One of the curiosities of the sudden re-emergence of stark ideological dividing lines in the Liz Truss era has been the fact that her central policy aim – trying to grow the economy – is not something that Labour would disagree with.
Similarly, for all the reactions of outrage and, at times, genuine surprise at Kwasi Kwarteng’s unofficial budget on Friday, the government’s focus on cutting taxes does not, in the most basic terms, differ that much from Labour’s previous criticism of tax increases under Boris Johnson and Rishi Sunak.
The political dividing lines are shifting at speed, and for all Labour’s largely unspoken delight at facing a government seemingly intent on channelling fiscal giveaways towards the better-off, the party is also wary lest it digs itself into the wrong trench.
Hence the focus on the economy at this week’s Labour conference in Liverpool, and the ways in which Keir Starmer and his shadow chancellor, Rachel Reeves, can present an alternative vision to voters.
An early sign came in Starmer’s interview with the BBC on Sunday morning, in which he committed to reversing the abolition of the top 45p rate of income tax but not the 1p cut to the basic rate.
Half an hour earlier, Andy Burnham, the Labour mayor of Greater Manchester, had argued that both should go, saying there were better ways of targeting help to poorer people than a basic-rate tax cut benefiting everyone.
Economically, Burnham is most probably correct, but politically, Starmer’s position has some logic. Going into an election, a Conservative attack of “you want to increase taxes on the rich” is hardly as resonant as one saying “you want to increase taxes on everyone”.

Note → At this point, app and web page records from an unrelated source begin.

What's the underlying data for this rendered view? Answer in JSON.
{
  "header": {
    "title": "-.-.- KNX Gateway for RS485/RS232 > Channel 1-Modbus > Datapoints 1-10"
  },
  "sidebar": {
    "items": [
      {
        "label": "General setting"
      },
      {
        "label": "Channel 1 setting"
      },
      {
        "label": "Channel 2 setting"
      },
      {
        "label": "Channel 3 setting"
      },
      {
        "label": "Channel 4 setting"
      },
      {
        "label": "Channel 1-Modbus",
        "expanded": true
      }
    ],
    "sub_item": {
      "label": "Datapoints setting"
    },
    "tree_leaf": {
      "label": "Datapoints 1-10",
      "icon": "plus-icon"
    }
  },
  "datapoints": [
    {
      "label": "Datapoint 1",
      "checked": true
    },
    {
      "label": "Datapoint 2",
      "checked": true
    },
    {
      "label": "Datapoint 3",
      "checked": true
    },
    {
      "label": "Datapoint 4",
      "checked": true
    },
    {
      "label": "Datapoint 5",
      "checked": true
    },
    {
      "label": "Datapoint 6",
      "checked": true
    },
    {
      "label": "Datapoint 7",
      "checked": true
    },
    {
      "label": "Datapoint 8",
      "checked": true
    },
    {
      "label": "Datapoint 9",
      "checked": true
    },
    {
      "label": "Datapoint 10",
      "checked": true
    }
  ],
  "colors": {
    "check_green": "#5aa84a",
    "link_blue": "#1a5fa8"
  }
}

The second half of this equation, to be spelled out by Reeves on Monday in perhaps the most important speech of the conference, is to set out an alternative vision for growing the economy. And this is where the dividing lines perhaps become more simple.
Reeves is to stress the importance of strong public services, not least the NHS and education. Echoing Truss’s repeated leadership campaign claims about her supposedly failing comprehensive school, Reeves told the Guardian in an interview before her speech that her school used prefab huts for sixth-form buildings.
Most voters would probably agree that public services have deteriorated since 2010, when David Cameron’s coalition government set out on its course of brutal austerity spending cuts, which were mainly outsourced to local authorities.
Johnson declared the era of austerity over, promising a new era of levelling up, however modestly this was funded. Truss and her chancellor have just delivered £45bn of tax cuts, which are intended to be permanent.
Despite Downing Street’s stated insouciance over soaring public debt, Kwarteng has committed to cutting it as a share of GDP before too long, and something has to give. It is thus not a surprise that some are predicting a new round of spending cuts.
Labour believe that most voters would happily pay more in taxes, especially if largely confined to corporations and richer individuals, in return for better public services. Most polling seems to support this idea, so as a winter looms in which the NHS could face its worst crisis for years, and with train services crumbling and the country in the grip of an energy crisis, raising the spectre of renewed austerity could be even more effective.